Last spring, Madison High School administration opted to cut its part-time library assistant, Wendy Giesler. And that decision left the 940-student school with one overwhelmed full-time librarian. So when class resumed this August, Madison's teachers agreed that the library aide position shouldn't have been expendable, and vowed to bring back their beloved Giesler – by figuring out how to pay her $11,000 yearly salary.
Teachers have already raised $1,000 through their own donations. And this Saturday, Oct. 4, they're hosting an “MHS Library Love Art Sale and Fun(draiser),” in hopes of pulling together at least $5,000 more – enough to cover Giesler's pay through January. To be held at Hipbone Studio on East Burnside, the benefit will drum up funds by auctioning off donated artwork.
Ginny Maxam, a language arts teacher at Madison who's donating some of her own drawings to the art sale, says teachers and students alike are mourning the loss of their assistant librarian.
“It's had a very big impact on students because the library is closed at lunch now, as well as before and after school,” she says.
PPS spokesman Matt Shelby acknowledges that some schools are struggling to find the right balance in their “full-time equivalent” allocations, which allow schools a pool of funding to dip into for several positions such as classroom teachers, art teachers and librarians.

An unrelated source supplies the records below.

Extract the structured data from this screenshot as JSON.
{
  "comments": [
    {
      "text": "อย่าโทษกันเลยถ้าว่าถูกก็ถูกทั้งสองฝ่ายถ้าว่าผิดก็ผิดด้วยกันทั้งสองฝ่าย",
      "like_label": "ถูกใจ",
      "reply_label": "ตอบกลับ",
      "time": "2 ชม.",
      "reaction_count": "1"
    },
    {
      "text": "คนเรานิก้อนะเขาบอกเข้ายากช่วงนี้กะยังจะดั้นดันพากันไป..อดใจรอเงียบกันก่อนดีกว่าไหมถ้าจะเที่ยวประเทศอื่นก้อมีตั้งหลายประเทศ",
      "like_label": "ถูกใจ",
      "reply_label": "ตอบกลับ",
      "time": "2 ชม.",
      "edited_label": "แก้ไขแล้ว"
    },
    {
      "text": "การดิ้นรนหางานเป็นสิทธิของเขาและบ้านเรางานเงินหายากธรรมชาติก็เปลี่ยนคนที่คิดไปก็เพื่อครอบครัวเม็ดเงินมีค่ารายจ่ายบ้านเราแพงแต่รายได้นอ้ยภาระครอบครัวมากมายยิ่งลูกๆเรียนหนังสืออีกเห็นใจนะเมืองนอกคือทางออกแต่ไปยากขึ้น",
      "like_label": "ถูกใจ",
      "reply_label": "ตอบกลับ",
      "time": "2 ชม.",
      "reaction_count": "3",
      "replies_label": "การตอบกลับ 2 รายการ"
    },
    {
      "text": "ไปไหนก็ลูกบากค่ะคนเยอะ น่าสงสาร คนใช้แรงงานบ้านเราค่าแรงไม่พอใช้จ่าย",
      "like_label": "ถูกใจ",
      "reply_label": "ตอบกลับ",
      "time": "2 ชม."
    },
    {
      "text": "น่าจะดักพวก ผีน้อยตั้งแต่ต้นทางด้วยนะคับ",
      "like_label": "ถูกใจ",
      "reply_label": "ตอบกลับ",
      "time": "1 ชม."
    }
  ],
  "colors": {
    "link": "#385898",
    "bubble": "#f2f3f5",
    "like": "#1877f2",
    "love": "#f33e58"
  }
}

Other positions, like counselors, are mandated, and don't draw from that budget. Shelby says the district's short- to mid-term goal is to move librarians into that category, to promote equal distribution of the position through all schools and begin to fix the PPS library system's many problems.
“I can't say that it'll happen for next year,” he says. “But that's the goal.”